- - Wednesday, June 15, 2016

Many a Christian college student has earnestly prayed, “Lord, what shall I do with my life?”

As a senior at Wheaton College, I was sitting uncomfortably in our college chapel during our Spiritual Emphasis Week, praying for God’s direction after graduation. It was during the days of Vietnam and the draft. I was completing ROTC and awaiting commissioning, and I was anticipating my August wedding.

But I was also terribly insecure as to my real future as an adult. Our speaker, Leighton Ford, perhaps best known to us students as Billy Graham’s brother-in-law, allowed us time for serious prayer during each service. As best I knew how, I prayed. Every night that week, I prayed.

This was a life-changing week for me. Over the course of five days of intense, honest prayer, God outlined my future. At the end of the week, I felt fully assured in plans to serve in the U.S. Army for 20 years, then pursue Christian employment with the security of the Army’s excellent retirement plan. Reflecting today, I marvel at how naive I was. Even so, God generously and clearly laid out his plan for my life at that time.

At the 21-year point of a successful military career, I completed the U.S. Army War College and was selected for promotion. My way seemed clear — until a month later when the doors to a different kind of service opened wide: the Christian Legal Society offered me a job as administrator.

While considering the offer, I remembered my college prayer and assurance returned. I requested that my name be removed from the promotion list, and I retired from the Army.

I loved the job at the Christian Legal Society. I learned so much, both in management and in depending on the Lord for the staff and resources to keep the ministry moving forward. For over 14 years, the Lord used our staff and board attorneys to teach me the proper way to manage a nonprofit.

I thought that for the rest of my life I would be supporting Christian lawyers who were protecting religious freedom. My college prayers seemed fulfilled. Little did I know.

While working at the Christian Legal Society, I accepted a position as a church elder and was assigned to our missions council. One question nagged me: “Why are we sending youths on expensive trips to Ukraine and Jamaica but doing nothing to serve the needs of poor and hurting people in our nation’s capital — right next door?”

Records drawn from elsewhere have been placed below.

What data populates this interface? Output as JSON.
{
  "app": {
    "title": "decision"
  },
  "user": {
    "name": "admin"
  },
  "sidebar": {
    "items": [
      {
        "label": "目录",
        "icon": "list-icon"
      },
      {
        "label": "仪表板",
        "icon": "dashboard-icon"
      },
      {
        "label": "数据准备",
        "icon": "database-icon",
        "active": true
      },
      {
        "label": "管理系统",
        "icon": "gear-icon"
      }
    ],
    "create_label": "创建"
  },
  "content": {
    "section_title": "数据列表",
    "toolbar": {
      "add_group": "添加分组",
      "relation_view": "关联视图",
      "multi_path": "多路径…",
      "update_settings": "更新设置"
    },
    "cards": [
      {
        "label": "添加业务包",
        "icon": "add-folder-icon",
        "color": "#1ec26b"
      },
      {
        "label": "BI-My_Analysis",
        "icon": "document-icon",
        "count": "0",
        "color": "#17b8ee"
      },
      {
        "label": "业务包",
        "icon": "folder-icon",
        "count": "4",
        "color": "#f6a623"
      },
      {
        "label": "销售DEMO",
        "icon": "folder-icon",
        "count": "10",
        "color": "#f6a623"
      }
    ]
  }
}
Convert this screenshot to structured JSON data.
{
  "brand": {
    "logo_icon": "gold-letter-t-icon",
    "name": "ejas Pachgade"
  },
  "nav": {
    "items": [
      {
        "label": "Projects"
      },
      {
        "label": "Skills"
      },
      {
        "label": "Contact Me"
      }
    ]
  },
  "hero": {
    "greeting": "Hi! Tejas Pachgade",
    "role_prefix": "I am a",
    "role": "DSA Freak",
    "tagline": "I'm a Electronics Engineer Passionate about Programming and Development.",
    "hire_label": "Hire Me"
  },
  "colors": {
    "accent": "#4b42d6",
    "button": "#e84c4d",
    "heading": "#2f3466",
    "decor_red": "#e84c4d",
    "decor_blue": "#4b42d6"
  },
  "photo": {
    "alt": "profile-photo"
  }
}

God used that question when I was given responsibility for expanding our church ministries into the District. As only God could arrange, Central Union Mission seemed to be at every organizational meeting I attended. Soon, I was leading church groups into the city to volunteer at the mission and its Camp Bennett.

In 1997, when the mission was facing a leadership challenge, I was able to offer some thoughts on Christian conciliation, and the board of directors invited me to join them as a member. Six months later, they invited me to serve Central Union Mission as executive director, challenging me to apply my military, nonprofit and church experiences. God moved me from one “mission” to another.

Eighteen years later, I continue at the mission. God answered my college prayer beyond all I could hope for or imagine. As Isaiah 65:24 promises, “Before they call I will answer; while they are still speaking I will hear.”

I challenge you today: Ask him. I’m a witness that he will give you his answer.

Retired Army Lt. Col. David O. Treadwell has been executive director of Central Union Mission since 1998. He is married and has three grown children and three grandchildren. The mission (MissionDC.org) is the District of Columbia’s oldest social service agency and serves the disadvantaged people of the city with shelter, training, food, furniture, clothing and the message of Christ’s love.


Copyright © 2018 The Washington Times, LLC. Click here for reprint permission.

The Washington Times Comment Policy

The Washington Times welcomes your comments on Spot.im, our third-party provider. Please read our Comment Policy before commenting.

 

Click to Read More and View Comments

Click to Hide